At this time of year, many people will be dreading the arrival of the December credit card bill and wondering how they can make ends meet. What was interesting about our research project was the way in which the simple act of monitoring what you spend every day or week made some people more aware and put them more in control of their finances. They were then able to make their own choices about priorities. Monitoring spending with an app or even a notebook will not work for everyone, but a number of the participants in our research were clear that it had helped them to get a grip on their finances.

Feedback from individual participants included:

It has really helped me understand what I am spending each month…. I used the budgeting tool to track money I spend on everything such as what money goes on childcare, groceries, clothes, how much I take out in cash (which therefore I don't really know where it goes). I don't think I had any particular expectations before using the tool, I found it very useful.

I was surprised with the amount I spent on coffee so I bought a coffee machine for home!

I travel to work less by bus as I realised I was spending a lot on travel and now cycle more, so the app has helped me to save money.”

There were numerous examples of participants now having a small surplus at the end of the month, with one participant saying: “I used to buy non-essentials on impulse, I no longer do this, I would rather save money each month. I list essential items I need, if I see a bargain I will sometimes buy it but on the whole I stick to what I need so at the end of the month I have money left. I put this into an online savings account which I am now using for maybe an extra holiday…”

The study also looked at whether technology, such as smartphone budgeting apps, could make a difference compared to the traditional method of using a pen and paper to track your finances. Despite the preference of some participants for the latest technology, simply noting spending down with pen and paper scored highly, with three-quarters (73%) saying this method of budgeting was good or very good at encouraging them to interact with their finances.

- ENDS –

For further information please contact:

Meera Khanna, Consumer PR Manager

Notes to editors:

1. Interviews with some of the participants who took part in the study, can be viewed on Royal London’s YouTube channel.

2. Royal London’s report ‘Look after the pennies - January 2017’ can be downloaded here.

3. Methodology: Royal London conducted the study between July and November 2016 to see if using a budgeting tool could help people manage their everyday money better. YouGov conducted the research on behalf of Royal London and participants for the study were recruited from a YouGov panel of Royal London customers. Participants were asked to test either a mobile phone app or use a simple pen and paper budgeting method for three months. We had 411 participants take part in the full trial.

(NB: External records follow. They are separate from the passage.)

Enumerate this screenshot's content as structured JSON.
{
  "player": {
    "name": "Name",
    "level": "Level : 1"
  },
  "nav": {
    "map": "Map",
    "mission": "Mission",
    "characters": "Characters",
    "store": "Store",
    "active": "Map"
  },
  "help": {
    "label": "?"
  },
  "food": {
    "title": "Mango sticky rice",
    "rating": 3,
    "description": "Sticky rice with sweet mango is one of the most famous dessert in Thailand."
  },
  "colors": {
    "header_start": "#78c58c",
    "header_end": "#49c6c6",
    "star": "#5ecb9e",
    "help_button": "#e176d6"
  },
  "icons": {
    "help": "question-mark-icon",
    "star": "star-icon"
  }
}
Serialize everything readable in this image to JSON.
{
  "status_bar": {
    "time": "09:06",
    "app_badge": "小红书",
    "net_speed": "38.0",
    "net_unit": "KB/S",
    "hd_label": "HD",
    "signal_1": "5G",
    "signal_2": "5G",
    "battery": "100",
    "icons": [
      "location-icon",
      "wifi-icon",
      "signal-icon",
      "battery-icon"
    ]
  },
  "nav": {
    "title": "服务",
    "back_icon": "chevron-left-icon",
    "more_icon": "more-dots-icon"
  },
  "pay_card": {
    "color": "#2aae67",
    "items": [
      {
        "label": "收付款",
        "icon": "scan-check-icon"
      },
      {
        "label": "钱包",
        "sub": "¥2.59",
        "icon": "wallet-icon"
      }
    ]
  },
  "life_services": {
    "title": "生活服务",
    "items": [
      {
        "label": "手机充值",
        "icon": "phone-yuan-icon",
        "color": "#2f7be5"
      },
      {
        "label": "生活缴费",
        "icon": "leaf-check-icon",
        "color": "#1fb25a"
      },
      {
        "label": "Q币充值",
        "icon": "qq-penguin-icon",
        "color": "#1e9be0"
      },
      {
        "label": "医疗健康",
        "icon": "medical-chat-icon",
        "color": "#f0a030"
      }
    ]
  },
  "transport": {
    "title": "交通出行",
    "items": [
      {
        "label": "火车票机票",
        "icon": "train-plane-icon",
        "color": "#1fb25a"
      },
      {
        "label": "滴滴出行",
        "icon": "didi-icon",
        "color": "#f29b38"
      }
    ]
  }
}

About Royal London:

Royal London is the largest mutual life, pensions and investment company in the UK, with funds under management of £117 billion, 8.8 million policies in force and 3,745 employees. Figures quoted are as at 30 June 2018.